# What the task asks
Give the total of lines holding the word "xaml" in the records below, and nothing else.

# Provided information
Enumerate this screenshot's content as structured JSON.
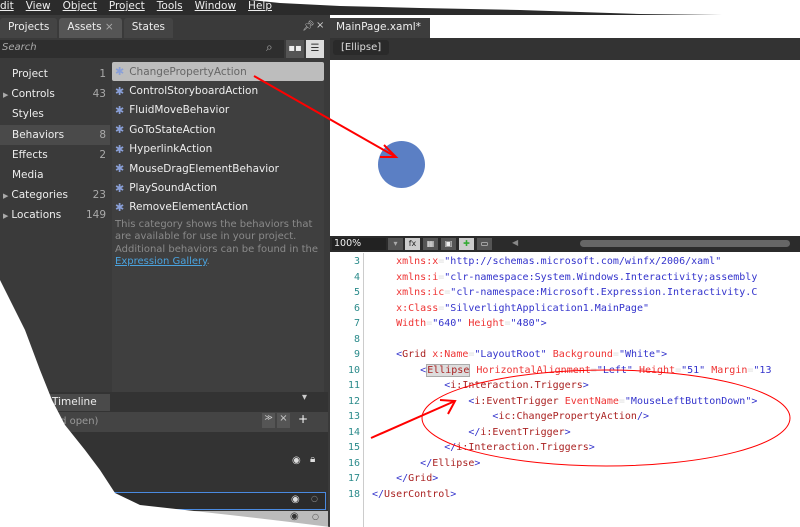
{
  "menu": [
    "dit",
    "View",
    "Object",
    "Project",
    "Tools",
    "Window",
    "Help"
  ],
  "left_tabs": [
    "Projects",
    "Assets",
    "States"
  ],
  "search_placeholder": "Search",
  "categories": [
    {
      "label": "Project",
      "count": "1"
    },
    {
      "label": "Controls",
      "count": "43",
      "expand": true
    },
    {
      "label": "Styles",
      "count": ""
    },
    {
      "label": "Behaviors",
      "count": "8",
      "selected": true
    },
    {
      "label": "Effects",
      "count": "2"
    },
    {
      "label": "Media",
      "count": ""
    },
    {
      "label": "Categories",
      "count": "23",
      "expand": true
    },
    {
      "label": "Locations",
      "count": "149",
      "expand": true
    }
  ],
  "assets": [
    "ChangePropertyAction",
    "ControlStoryboardAction",
    "FluidMoveBehavior",
    "GoToStateAction",
    "HyperlinkAction",
    "MouseDragElementBehavior",
    "PlaySoundAction",
    "RemoveElementAction"
  ],
  "description": "This category shows the behaviors that are available for use in your project. Additional behaviors can be found in the ",
  "description_link": "Expression Gallery",
  "timeline": {
    "title": "d Timeline",
    "storyboard": "ard open)"
  },
  "document": {
    "tab": "MainPage.xaml*",
    "breadcrumb": "[Ellipse]",
    "zoom": "100%"
  },
  "colors": {
    "ellipse": "#5b7fc4",
    "annotation": "#ff0000"
  },
  "code_lines": [
    {
      "n": "3",
      "html": "    <span class='r'>xmlns:x</span>=<span class='b'>\"http://schemas.microsoft.com/winfx/2006/xaml\"</span>"
    },
    {
      "n": "4",
      "html": "    <span class='r'>xmlns:i</span>=<span class='b'>\"clr-namespace:System.Windows.Interactivity;assembly</span>"
    },
    {
      "n": "5",
      "html": "    <span class='r'>xmlns:ic</span>=<span class='b'>\"clr-namespace:Microsoft.Expression.Interactivity.C</span>"
    },
    {
      "n": "6",
      "html": "    <span class='r'>x:Class</span>=<span class='b'>\"SilverlightApplication1.MainPage\"</span>"
    },
    {
      "n": "7",
      "html": "    <span class='r'>Width</span>=<span class='b'>\"640\"</span> <span class='r'>Height</span>=<span class='b'>\"480\"</span><span class='k'>&gt;</span>"
    },
    {
      "n": "8",
      "html": ""
    },
    {
      "n": "9",
      "html": "    <span class='k'>&lt;</span><span class='m'>Grid</span> <span class='r'>x:Name</span>=<span class='b'>\"LayoutRoot\"</span> <span class='r'>Background</span>=<span class='b'>\"White\"</span><span class='k'>&gt;</span>"
    },
    {
      "n": "10",
      "html": "        <span class='k'>&lt;</span><span class='m hl'>Ellipse</span> <span class='r'>HorizontalAlignment</span>=<span class='b'>\"Left\"</span> <span class='r'>Height</span>=<span class='b'>\"51\"</span> <span class='r'>Margin</span>=<span class='b'>\"13</span>"
    },
    {
      "n": "11",
      "html": "            <span class='k'>&lt;</span><span class='m'>i:Interaction.Triggers</span><span class='k'>&gt;</span>"
    },
    {
      "n": "12",
      "html": "                <span class='k'>&lt;</span><span class='m'>i:EventTrigger</span> <span class='r'>EventName</span>=<span class='b'>\"MouseLeftButtonDown\"</span><span class='k'>&gt;</span>"
    },
    {
      "n": "13",
      "html": "                    <span class='k'>&lt;</span><span class='m'>ic:ChangePropertyAction</span><span class='k'>/&gt;</span>"
    },
    {
      "n": "14",
      "html": "                <span class='k'>&lt;/</span><span class='m'>i:EventTrigger</span><span class='k'>&gt;</span>"
    },
    {
      "n": "15",
      "html": "            <span class='k'>&lt;/</span><span class='m'>i:Interaction.Triggers</span><span class='k'>&gt;</span>"
    },
    {
      "n": "16",
      "html": "        <span class='k'>&lt;/</span><span class='m'>Ellipse</span><span class='k'>&gt;</span>"
    },
    {
      "n": "17",
      "html": "    <span class='k'>&lt;/</span><span class='m'>Grid</span><span class='k'>&gt;</span>"
    },
    {
      "n": "18",
      "html": "<span class='k'>&lt;/</span><span class='m'>UserControl</span><span class='k'>&gt;</span>"
    }
  ]
}
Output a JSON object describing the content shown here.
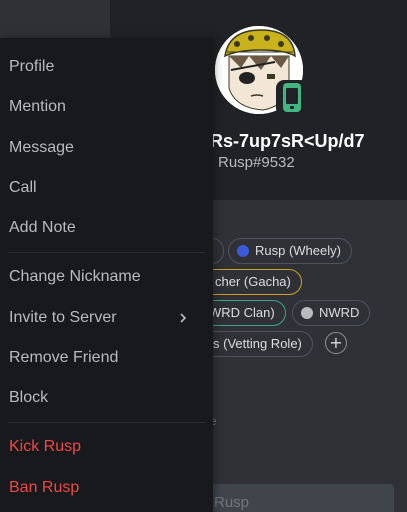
{
  "menu": {
    "items": [
      {
        "label": "Profile"
      },
      {
        "label": "Mention"
      },
      {
        "label": "Message"
      },
      {
        "label": "Call"
      },
      {
        "label": "Add Note"
      },
      {
        "label": "Change Nickname"
      },
      {
        "label": "Invite to Server"
      },
      {
        "label": "Remove Friend"
      },
      {
        "label": "Block"
      },
      {
        "label": "Kick Rusp"
      },
      {
        "label": "Ban Rusp"
      }
    ],
    "danger_color": "#f04747"
  },
  "profile": {
    "username": "Rs-7up7sR<Up/d7",
    "tag": "Rusp#9532",
    "status": "mobile-online",
    "status_color": "#43b581",
    "roles": [
      {
        "label": "Rusp (Wheely)",
        "color": "#3b5bdb"
      },
      {
        "label": "cher (Gacha)",
        "color": "#c9a227"
      },
      {
        "label": "WRD Clan)",
        "color": "#3ba58a"
      },
      {
        "label": "NWRD",
        "color": "#b9bbbe"
      },
      {
        "label": "s (Vetting Role)",
        "color": "#4f545c"
      }
    ],
    "add_role_symbol": "+",
    "note_placeholder": "ote",
    "message_placeholder": "Rusp"
  }
}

# Expected answer
2